Science - November 13, 2008


Traditionally, a scientist generates knowledge and publishes it. ‘But a university is also responsible for making science applicable’, says Hans Dons, Professor of Entrepreneurship in the Life Sciences. It is partly thank to his initiatives that Wageningen UR offers more and more courses that will make entrepreneurs of its students.

Students of Van Hall Larenstein present their plans at a business fair.
In the forum, Jeroen de Vree, who’s been at the WUR for two months now, nods in agreement with 75 year-old Emeritus Professor Marc van Montagu’s impassioned account of the blessings of plant biotechnology. Back in the late nineteen seventies and early nineteen eighties, Van Montagu laid the foundations for a sound scientific and – through the company Plant Genetic Systems – commercial basis for the genetic modification of plants. Now, in the first of the Schilperoort Lectures, he describes this combination of science and entrepreneurship to an audience of at least eighty people, including Jeroen.

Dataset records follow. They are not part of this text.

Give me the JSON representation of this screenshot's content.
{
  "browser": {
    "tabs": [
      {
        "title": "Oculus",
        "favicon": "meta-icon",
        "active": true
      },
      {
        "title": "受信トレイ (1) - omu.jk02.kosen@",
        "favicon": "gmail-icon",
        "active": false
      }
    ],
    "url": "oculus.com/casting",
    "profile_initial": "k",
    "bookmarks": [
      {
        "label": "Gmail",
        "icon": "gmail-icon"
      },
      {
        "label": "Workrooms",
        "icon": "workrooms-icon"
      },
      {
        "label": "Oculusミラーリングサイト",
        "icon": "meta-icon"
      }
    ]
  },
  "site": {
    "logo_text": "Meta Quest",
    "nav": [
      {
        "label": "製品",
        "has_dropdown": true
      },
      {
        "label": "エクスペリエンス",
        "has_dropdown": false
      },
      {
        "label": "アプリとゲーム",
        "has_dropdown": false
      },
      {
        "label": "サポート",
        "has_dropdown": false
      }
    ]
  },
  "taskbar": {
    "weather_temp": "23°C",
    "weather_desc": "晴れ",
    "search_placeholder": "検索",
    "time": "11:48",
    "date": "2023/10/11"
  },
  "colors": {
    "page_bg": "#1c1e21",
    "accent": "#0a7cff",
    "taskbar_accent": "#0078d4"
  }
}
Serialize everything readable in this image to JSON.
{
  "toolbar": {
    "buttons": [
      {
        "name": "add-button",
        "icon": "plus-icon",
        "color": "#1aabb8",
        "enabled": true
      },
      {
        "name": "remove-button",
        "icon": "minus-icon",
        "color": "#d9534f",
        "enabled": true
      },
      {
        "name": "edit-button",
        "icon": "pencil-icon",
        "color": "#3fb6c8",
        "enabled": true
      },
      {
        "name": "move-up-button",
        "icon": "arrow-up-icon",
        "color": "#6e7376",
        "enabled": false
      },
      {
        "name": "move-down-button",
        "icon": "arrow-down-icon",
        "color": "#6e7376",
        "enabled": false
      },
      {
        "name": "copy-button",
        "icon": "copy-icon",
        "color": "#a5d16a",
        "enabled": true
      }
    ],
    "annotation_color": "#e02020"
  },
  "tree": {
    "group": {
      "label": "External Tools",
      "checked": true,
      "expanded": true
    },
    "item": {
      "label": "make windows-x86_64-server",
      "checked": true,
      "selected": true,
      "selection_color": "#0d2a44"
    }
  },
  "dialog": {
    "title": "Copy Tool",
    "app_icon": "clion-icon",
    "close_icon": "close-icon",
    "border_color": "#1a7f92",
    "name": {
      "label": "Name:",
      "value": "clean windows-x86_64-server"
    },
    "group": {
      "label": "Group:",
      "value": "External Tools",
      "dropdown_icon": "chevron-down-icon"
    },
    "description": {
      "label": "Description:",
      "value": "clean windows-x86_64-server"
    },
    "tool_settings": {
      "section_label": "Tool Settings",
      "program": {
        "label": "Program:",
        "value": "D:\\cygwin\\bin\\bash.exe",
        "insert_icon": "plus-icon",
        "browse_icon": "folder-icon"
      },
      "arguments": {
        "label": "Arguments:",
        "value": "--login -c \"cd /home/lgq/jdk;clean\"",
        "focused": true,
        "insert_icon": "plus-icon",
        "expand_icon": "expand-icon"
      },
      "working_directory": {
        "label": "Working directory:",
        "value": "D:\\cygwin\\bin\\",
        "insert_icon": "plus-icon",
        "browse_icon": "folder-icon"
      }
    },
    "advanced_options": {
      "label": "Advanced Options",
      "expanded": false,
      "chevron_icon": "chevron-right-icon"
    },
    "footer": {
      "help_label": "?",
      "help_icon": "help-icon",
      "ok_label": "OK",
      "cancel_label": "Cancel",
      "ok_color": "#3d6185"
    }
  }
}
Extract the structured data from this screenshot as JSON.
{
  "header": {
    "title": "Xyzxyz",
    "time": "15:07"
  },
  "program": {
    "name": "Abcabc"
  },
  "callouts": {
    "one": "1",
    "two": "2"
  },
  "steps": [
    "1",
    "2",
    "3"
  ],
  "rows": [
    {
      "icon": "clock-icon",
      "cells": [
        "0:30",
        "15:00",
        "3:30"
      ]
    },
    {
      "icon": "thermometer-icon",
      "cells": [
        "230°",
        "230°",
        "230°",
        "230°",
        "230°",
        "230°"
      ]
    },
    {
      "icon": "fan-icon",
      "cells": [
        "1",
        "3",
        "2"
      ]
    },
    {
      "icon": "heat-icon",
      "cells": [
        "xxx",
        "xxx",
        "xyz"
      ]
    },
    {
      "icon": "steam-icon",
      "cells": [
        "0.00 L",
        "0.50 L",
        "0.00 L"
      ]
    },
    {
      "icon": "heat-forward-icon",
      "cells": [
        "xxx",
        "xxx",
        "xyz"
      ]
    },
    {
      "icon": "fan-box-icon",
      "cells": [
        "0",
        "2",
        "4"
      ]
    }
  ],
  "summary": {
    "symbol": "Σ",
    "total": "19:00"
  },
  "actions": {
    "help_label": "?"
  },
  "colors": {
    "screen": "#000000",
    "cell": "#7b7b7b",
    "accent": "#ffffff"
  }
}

‘I’m doing my Masters in marine biotechnology here in Wageningen’, says Jeroen. ‘…I think it would be great to have my own company – in the field of algae, I think – mainly because of the freedom it gives you. No, it’s not for the money, I have a more social goal in mind: solving real problems in the world, just like Van Montagu.’

Once in Wageningen, Jeroen fell straight into the welcoming arms of Dafne – just a few months old but an ambitious lady! The Dutch Agro-food Network of Entrepreneurship ( is a collaboration between the university and three agricultural institutions of higher education: VHL, Dronten and Den Bosch. Its main aims, in ‘entrepreneurspeak’, are to improve the entrepreneurial mindset, raise awareness and develop competences and skills. Funding to the tune of 3.4 million euros has been made available for this purpose, of which 1.5 million comes from central government (the Ministries of Economic Affairs and of Education, Culture and Science) because Dafne is one of six Dutch Centres of Entrepreneurship.

The aim, says initiator Professor Hans Dons, is to teach students entrepreneurial skills. ‘It’s not primarily about targeting people who want to start their own business, but about developing a spirit of enterprise, teaching students how to apply knowledge in society. These are skills that are needed anyway in professional practice. The spirit of enterprise is simply an important competence nowadays’, says Dons, who takes Cornell University as an example. ‘It’s buzzing with enterprise there. Publishing is important, of course, but a university is more that just a generator of new knowledge, it is also responsible for making it usable.’
Dafne offers a broad and coherent package of fourteen activities, mainly educational and including the Schilperoort lectures and a Minor in the Bachelor’s degree.

According to Dafne coordinator Ingrid Hijman, though, the programme hasn’t really taken off yet. ‘I still notice resistance from people who think that publishing is the ultimate academic goal. But there’s a lot more you can do with knowledge. And it can’t be expressed in money terms alone. Knowledge can also contribute to societal debates.’
Professor of biotechnology René Wijffels supports this kind of attention to entrepreneurship, but not at the expense of subject knowledge. ‘Because without that, you can never get innovative ideas’, says Wijffels. Others, like Dr. Lucas Noldus, founder and director of Noldus Information Technology, and Onno van de Stolpe, founder and director of the indexed pharmaceutical company Galapagos, would have liked to follow courses like these when they were students. But can such courses turn you into an entrepreneur? Van de Stolpe wonders: ‘Is it nature or nurture? Perhaps such courses can spark off something in the students, but you certainly need a lot of innate drive.’

Isabella van Rijn, student of nutrition and health, tells us how her enterprising spirit was fired up through writing a business plan for a course in marketing during her professional degree course in nutrition and diet. ‘Since then I have started a company that intermediates in agricultural development in new and candidate EU countries.’

Yet Robbert Kleiren, student of Management, Economics and Consumer Studies and a coordinator at Wageningen’s Student Entrepreneurial Centre, doubts whether Dafne will be able to change the Wageningen culture. ‘Entrepreneurship is still a bit of a dirty word in Wageningen. It is associated with money-grubbing, whereas it is really all about innovative thinking, creativity and seizing opportunities. You can be an entrepreneur in an NGO too.’

Research by Alumni Association KLV in 2006 revealed that more and more Wageningen graduates opt for their own business, if only at a later stage in their careers. Of those who graduated within the last five years, only four per cent are entrepreneurs, but of the total number of alumni, ten per cent have their own business, compared with eight per cent in 2001 and only five per cent in 1983. Nowadays, entrepreneurship is promoted right from the undergraduate years.
A starter can apply to the Student Entrepreneurial Centre for microcredit ofup to ten thousand euros. Go to for information and the programme of the Global Entrepreneurship Week (18 to 20 November), including the XLX Entrepreneurs game, a Dafne party and the first Young Entrepreneurs’ Business Café.